The answer must consist of every line below that holds the word "tape".

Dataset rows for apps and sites
====
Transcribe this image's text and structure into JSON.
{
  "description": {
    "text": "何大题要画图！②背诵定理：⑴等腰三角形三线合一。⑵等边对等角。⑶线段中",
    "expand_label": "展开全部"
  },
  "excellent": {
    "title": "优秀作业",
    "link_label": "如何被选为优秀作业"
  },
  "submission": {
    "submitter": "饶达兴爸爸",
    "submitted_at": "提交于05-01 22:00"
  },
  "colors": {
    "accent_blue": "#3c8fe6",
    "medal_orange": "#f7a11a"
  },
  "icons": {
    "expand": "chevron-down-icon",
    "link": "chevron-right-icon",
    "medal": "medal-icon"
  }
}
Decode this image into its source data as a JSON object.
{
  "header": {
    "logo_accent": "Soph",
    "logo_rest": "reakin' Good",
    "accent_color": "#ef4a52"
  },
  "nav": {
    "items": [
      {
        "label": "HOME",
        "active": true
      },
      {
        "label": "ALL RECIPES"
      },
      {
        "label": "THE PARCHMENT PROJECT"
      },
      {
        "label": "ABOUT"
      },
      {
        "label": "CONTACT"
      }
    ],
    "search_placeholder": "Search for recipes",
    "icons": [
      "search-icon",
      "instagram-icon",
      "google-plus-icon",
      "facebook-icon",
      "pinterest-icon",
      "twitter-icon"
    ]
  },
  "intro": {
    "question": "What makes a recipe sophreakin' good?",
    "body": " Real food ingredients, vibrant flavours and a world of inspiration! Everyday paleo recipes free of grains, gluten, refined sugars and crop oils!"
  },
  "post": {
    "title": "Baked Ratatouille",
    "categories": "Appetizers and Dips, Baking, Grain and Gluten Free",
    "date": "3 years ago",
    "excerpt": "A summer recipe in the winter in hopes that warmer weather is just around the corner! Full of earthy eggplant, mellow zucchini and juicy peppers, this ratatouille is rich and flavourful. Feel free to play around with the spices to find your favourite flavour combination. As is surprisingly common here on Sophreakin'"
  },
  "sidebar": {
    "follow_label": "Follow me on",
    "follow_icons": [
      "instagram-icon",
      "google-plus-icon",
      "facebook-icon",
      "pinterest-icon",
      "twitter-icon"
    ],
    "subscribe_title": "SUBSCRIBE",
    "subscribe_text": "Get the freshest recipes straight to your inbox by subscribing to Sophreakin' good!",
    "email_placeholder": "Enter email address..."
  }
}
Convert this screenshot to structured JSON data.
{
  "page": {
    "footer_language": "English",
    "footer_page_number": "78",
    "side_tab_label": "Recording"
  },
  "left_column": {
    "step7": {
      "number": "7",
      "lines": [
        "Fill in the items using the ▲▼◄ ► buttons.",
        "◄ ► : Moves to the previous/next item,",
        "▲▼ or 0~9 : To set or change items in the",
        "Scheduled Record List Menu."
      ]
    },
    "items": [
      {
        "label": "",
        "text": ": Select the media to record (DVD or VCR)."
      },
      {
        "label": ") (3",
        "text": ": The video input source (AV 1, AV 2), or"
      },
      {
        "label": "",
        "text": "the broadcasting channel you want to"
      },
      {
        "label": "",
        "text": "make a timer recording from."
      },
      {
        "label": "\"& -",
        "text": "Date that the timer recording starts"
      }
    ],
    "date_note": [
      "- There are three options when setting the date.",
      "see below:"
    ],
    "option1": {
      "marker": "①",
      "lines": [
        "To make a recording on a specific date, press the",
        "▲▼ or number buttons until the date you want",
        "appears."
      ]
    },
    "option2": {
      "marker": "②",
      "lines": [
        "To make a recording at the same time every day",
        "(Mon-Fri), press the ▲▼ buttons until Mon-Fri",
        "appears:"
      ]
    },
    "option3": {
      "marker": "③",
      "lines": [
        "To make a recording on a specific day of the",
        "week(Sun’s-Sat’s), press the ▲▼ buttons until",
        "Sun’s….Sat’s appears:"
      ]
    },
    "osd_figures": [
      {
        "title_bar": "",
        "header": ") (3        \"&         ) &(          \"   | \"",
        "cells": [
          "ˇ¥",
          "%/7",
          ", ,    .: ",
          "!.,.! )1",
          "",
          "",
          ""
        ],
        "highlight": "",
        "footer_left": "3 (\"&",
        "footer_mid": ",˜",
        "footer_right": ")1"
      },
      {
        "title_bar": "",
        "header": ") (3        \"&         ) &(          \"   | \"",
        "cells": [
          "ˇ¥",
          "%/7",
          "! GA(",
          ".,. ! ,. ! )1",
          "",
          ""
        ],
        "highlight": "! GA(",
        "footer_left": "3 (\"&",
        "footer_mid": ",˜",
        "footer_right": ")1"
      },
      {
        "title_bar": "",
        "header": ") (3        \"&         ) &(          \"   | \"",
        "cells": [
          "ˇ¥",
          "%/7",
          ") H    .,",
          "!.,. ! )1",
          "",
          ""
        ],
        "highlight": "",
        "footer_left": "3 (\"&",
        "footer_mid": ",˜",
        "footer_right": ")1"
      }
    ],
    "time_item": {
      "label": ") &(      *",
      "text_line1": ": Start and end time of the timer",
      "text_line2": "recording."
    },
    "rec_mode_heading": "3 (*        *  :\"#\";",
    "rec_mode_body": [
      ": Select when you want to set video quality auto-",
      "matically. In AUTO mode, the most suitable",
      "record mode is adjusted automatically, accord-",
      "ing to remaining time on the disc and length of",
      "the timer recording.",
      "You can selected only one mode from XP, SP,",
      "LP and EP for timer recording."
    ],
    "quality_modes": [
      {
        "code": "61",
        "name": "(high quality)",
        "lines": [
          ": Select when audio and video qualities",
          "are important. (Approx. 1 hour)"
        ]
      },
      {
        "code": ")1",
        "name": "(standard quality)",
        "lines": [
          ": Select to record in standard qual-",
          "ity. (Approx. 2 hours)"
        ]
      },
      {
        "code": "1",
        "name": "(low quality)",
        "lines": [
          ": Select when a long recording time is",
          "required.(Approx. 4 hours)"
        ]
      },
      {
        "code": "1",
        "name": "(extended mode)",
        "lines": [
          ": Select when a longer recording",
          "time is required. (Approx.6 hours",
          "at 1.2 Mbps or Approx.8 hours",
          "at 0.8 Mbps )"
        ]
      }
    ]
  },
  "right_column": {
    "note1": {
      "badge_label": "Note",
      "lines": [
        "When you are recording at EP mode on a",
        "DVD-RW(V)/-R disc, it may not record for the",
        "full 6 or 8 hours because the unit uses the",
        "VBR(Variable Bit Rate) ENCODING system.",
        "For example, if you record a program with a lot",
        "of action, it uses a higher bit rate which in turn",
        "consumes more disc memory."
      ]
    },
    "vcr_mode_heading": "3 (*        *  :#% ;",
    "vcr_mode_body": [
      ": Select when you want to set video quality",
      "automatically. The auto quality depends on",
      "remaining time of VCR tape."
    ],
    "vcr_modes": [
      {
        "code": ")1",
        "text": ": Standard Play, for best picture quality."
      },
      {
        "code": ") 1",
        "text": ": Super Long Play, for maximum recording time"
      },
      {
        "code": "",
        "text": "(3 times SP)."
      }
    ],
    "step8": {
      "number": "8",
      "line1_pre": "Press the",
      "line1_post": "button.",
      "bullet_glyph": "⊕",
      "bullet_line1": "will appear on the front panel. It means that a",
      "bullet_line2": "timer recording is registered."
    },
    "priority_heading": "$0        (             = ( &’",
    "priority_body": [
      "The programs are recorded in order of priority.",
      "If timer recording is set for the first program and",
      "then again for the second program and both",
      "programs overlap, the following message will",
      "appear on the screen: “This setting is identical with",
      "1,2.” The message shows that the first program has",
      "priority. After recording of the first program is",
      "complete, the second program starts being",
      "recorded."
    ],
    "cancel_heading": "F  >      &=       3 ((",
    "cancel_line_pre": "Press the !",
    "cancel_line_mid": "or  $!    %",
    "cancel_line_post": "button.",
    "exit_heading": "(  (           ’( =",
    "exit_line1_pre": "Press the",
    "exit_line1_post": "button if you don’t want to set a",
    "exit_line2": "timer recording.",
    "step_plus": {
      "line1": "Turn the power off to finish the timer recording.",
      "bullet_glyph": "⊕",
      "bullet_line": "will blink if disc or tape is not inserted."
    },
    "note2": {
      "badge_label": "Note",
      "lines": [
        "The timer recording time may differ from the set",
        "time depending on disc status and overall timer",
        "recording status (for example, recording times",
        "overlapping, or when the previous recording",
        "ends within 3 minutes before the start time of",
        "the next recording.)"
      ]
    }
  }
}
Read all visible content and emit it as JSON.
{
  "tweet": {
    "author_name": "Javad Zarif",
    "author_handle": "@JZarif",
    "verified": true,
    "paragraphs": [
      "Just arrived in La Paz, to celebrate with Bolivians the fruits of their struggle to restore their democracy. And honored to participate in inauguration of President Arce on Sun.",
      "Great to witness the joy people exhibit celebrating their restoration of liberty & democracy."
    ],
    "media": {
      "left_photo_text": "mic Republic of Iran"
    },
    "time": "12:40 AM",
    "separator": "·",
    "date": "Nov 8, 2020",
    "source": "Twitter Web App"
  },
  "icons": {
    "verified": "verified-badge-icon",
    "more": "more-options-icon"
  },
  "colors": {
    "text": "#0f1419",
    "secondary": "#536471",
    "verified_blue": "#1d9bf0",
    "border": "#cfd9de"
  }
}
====
→ **Output for this task**
      "remaining time of VCR tape."
      "bullet_line": "will blink if disc or tape is not inserted."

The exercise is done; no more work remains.